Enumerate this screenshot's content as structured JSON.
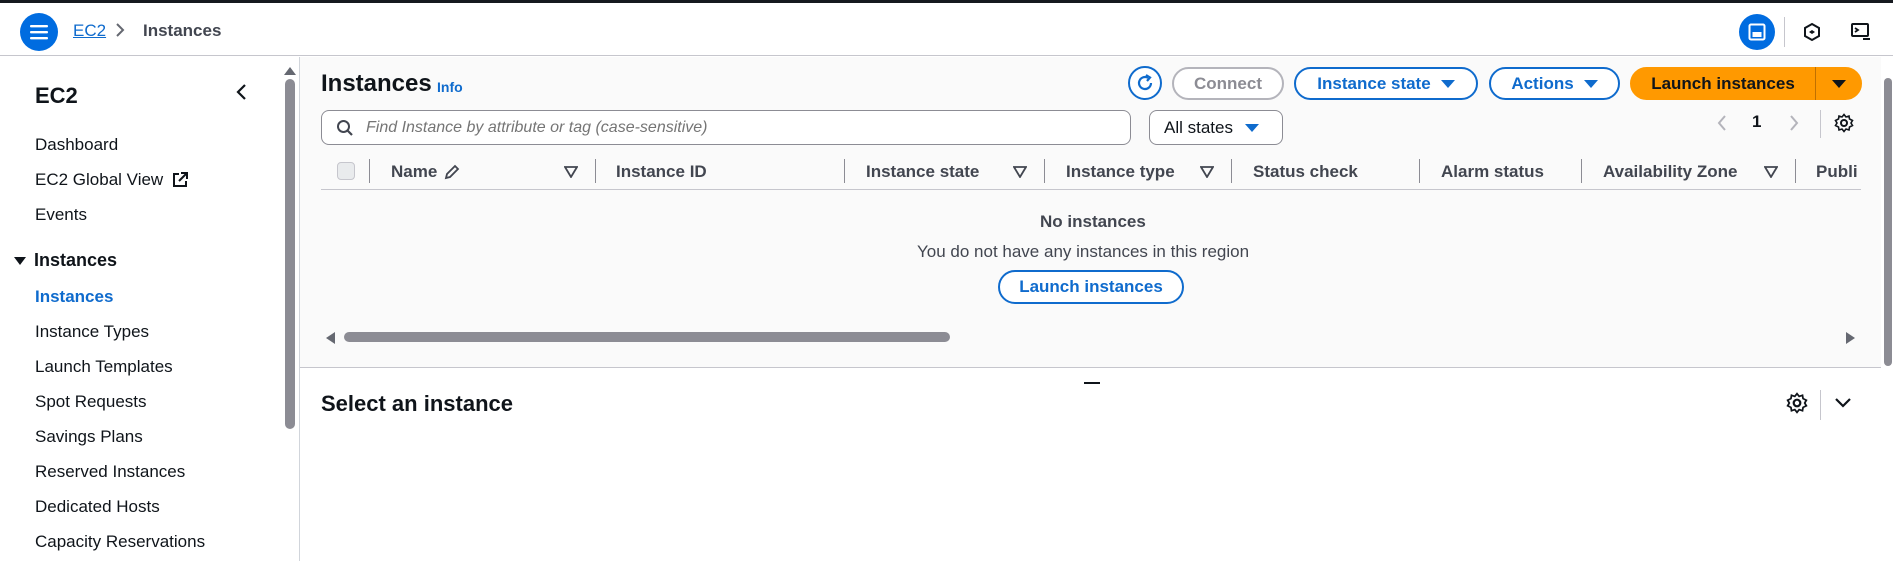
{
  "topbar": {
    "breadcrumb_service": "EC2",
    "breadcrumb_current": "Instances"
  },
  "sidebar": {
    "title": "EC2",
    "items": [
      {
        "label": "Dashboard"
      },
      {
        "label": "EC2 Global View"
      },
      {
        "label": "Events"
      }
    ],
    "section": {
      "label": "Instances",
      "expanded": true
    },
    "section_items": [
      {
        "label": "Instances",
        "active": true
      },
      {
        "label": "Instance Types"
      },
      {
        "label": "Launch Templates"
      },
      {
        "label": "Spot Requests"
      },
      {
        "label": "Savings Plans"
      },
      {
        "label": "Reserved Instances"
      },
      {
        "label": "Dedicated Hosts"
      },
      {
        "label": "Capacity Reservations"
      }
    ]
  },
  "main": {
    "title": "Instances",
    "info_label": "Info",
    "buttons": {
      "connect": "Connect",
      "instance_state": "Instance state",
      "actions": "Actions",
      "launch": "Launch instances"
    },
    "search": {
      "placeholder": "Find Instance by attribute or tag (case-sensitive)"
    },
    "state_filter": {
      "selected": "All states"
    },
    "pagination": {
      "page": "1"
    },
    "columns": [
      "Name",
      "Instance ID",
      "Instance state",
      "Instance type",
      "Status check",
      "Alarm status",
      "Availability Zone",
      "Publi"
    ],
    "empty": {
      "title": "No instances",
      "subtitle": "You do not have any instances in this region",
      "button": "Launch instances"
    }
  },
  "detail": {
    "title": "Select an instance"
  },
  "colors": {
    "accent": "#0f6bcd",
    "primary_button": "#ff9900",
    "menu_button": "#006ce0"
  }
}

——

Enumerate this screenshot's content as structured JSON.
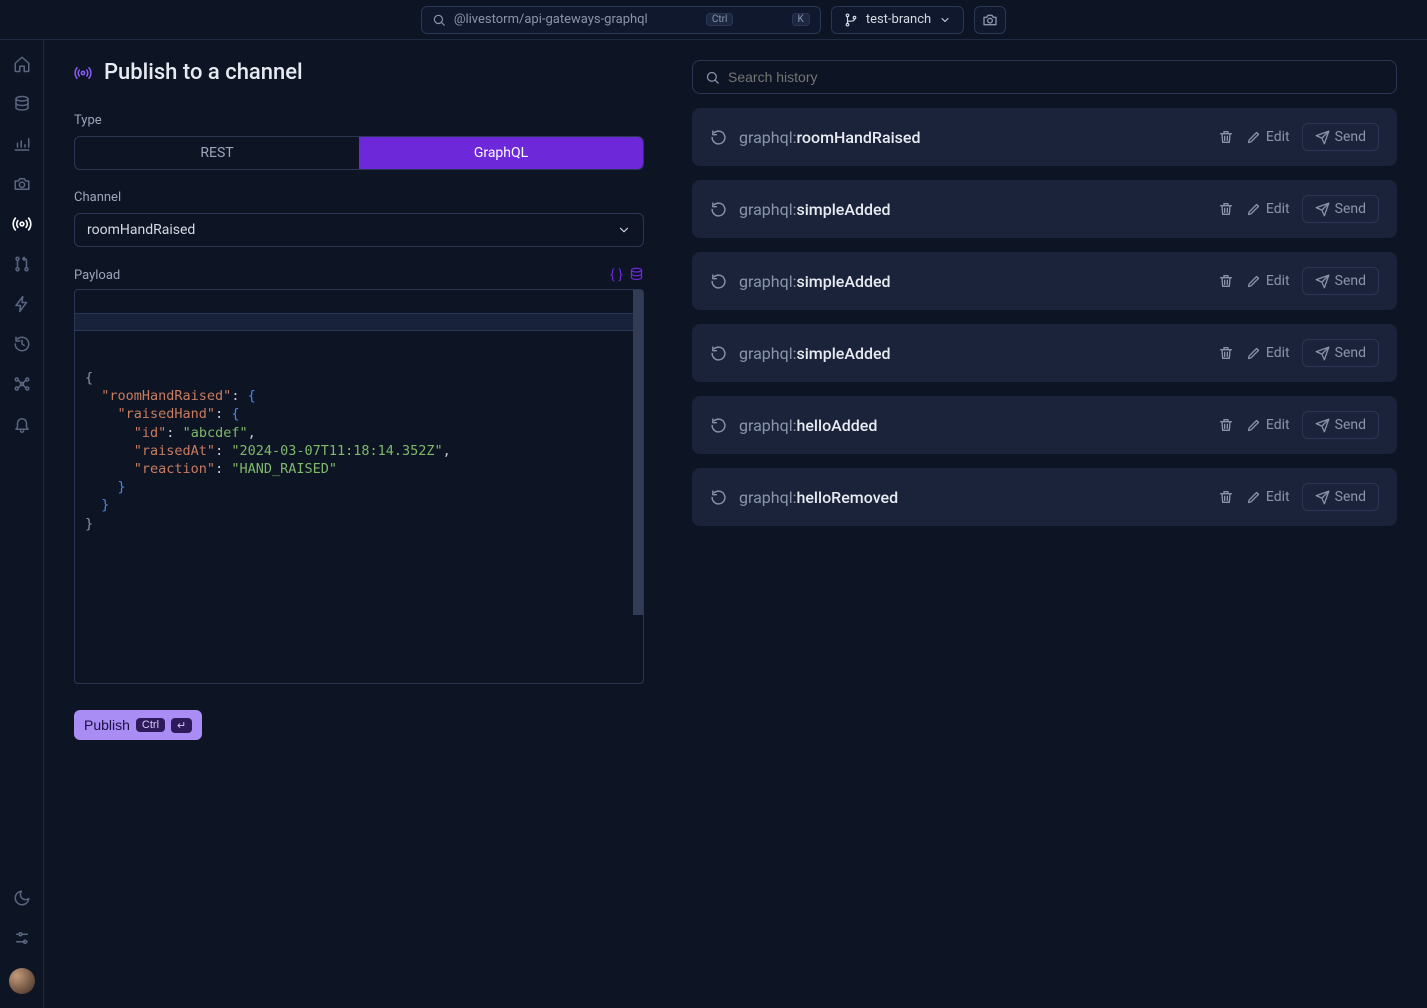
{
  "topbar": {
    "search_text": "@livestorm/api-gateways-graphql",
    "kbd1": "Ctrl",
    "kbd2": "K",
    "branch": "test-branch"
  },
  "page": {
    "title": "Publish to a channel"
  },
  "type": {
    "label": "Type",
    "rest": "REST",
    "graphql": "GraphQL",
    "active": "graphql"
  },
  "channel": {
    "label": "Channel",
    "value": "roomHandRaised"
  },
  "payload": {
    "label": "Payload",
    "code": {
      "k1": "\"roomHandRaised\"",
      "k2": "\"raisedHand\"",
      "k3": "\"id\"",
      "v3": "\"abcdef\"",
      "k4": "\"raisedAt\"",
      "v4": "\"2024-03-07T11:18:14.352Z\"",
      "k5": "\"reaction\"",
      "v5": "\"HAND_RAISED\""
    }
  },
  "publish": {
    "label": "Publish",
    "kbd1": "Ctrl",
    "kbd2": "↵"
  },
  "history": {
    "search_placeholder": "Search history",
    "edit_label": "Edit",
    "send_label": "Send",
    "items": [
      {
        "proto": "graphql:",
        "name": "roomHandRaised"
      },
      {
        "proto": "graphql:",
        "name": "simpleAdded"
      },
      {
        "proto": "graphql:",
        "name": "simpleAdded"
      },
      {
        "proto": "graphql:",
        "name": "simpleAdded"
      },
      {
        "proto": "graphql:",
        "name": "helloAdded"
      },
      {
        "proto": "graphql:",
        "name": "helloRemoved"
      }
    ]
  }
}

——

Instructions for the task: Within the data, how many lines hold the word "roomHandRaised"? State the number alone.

Answer section: 3